Donald Seiler, put people ahead of bottom line, dies at 83

The common slang for accountant is “bean-counter.” That term never fit Donald Seiler. The Silicon Valley CPA and longtime Jewish community activist liked to say of his vocation, “We serve people, not numbers.”

With his passing, many people will miss Seiler’s sure and steady counsel in the years ahead. Don Seiler died of cancer on Aug. 3 at his Atherton home. He was 83.

Some of his more prestigious posts in the Jewish world included president of the S.F.-based Jewish Community Federation, co-founder of Congre-gation Beth Am in Los Altos Hills, and board member of the Jewish Home of San Francisco and the Taube Koret Campus for Jewish Life in Palo Alto.

But his good works extended beyond the Jewish community. He also established the Donald H. and Ruth F. Seiler Chair in Public Accounting at U.C. Berkeley’s Haas School of Business, and served on the boards of both the Peninsula Community Foundation and the Stanford University Medical Center.

Donald Seiler

“He wanted to make the community a better place,” said his son, Richard Seiler. “He advised a lot of people. The reason he was so good at it was that he really cared.”

“He always felt it was important to give back to the community, help those in need and to inspire others,” added his daughter, Carol Seiler Roberts of Menlo Park. “He was a numbers man and a people person.”

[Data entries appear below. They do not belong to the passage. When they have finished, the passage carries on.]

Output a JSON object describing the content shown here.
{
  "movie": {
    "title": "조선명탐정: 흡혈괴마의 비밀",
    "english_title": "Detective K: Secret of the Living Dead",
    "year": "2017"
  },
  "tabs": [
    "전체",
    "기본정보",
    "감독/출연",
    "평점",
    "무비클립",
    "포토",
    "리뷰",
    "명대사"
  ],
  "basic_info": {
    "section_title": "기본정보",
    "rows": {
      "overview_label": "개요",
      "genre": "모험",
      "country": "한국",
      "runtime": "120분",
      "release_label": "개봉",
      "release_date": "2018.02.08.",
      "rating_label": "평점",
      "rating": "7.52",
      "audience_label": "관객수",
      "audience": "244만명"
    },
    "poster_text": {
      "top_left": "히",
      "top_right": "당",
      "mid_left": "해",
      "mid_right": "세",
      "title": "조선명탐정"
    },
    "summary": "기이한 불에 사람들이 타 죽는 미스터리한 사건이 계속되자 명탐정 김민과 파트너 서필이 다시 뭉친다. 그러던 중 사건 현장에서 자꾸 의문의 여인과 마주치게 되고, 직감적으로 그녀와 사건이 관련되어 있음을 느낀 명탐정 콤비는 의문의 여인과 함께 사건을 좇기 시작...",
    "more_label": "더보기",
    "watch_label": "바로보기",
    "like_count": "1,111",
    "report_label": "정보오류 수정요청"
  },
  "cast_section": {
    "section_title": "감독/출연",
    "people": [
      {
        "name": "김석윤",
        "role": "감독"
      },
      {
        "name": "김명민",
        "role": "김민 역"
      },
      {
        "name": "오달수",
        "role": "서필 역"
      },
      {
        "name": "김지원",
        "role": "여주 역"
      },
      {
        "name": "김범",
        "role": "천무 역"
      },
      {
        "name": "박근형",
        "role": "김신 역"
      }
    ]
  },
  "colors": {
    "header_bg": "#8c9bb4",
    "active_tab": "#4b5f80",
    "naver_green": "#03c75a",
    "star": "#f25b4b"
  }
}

A San Francisco native, Seiler showed initiative early on as a student athlete and in the scouting movement. He earned an accounting degree and then an MBA from U.C. Berkeley before launching his accounting career in 1950.

A few years after that, he opened his own firm, Seiler & Co., first in San Carlos and today with offices in Redwood City and San Francisco. His firm became one of the most successful in the Silicon Valley area.

He never took credit for anticipating the high-tech boom. As he told the Palo Alto Weekly in 2009, “My wife Ruth was raised in San Jose and I’m from San Francisco. We chose the Peninsula for a very scientific reason — it was in the middle. I’d never heard of Silicon Valley.”

Seiler’s children remember a father for whom “family was everything,” according to his daughter. “My mom meant everything. He was always there for everyone.”

Though he gained much personal satisfaction from family travels, rooting for the San Francisco Giants and 49ers and playing tennis, he got just as much out of volunteering, especially for Jewish communal organizations.

In 1968, he was instrumental in the construction of the magnificent sanctuary and social hall at his synagogue, Congregation Beth Am in Los Altos Hills. He also sat on the synagogue’s board and served as president.

Starting in the early 1970s, he became active with the federation as board member, endowment committee chair and president.

Wayne Feinstein, who served as federation campaign director and also as CEO when Seiler presided, remembered his friend as “always straightforward, very down to earth.”

“As I got to know him,” Feinstein recalled, “he was always analytical of problems people would otherwise get emotional about. Don never lost his temper, even when things were extremely aggravating. He was the classic wise man, and played that role in a lot of settings.”

Feinstein also recalled Seiler’s first federation mission to Israel. “He was a Zionist and concerned about Israel,” he said. “[The trip] had a lasting impact on him.”

Other boards he sat on included the North Peninsula JCC in Foster City and San Francisco’s Mount Zion Medical Center. In his retirement years, construction of the Taube Koret Campus in Palo Alto became a passion as well. He sat on its board in 2003, helping to see that project through to fruition.

“He was not one that wanted a lot of publicity,” said his brother, Stuart Seiler. “He did things quietly, but he did it because he believed in it. Not for the kudos. He was very low-key about that.”

Seiler remained active all his life, rising early to check the markets, traveling, attending sporting events and playing tennis regularly until last year. “He was very athletic,” Stuart Seiler said. “I was never able to beat him.”

Though his final illness claimed his life, it cannot diminish a lifetime of good works.

“If you’ve done well, there’s an obligation to give back,” Seiler told Palo Alto Weekly in 2009. “It does good things, makes you feel good about yourself.”

Don Seiler is survived by his wife, Ruth Seiler of Atherton;  daughter, Carol Seiler Roberts of Menlo Park; son, Richard Seiler of Atherton; brother, Stuart Seiler of San Francisco; and four grandchildren. Donations may be made to a favorite charity.

Dan Pine

Dan Pine is a J. staff writer. He retired as news editor in 2020. Dan can be reached at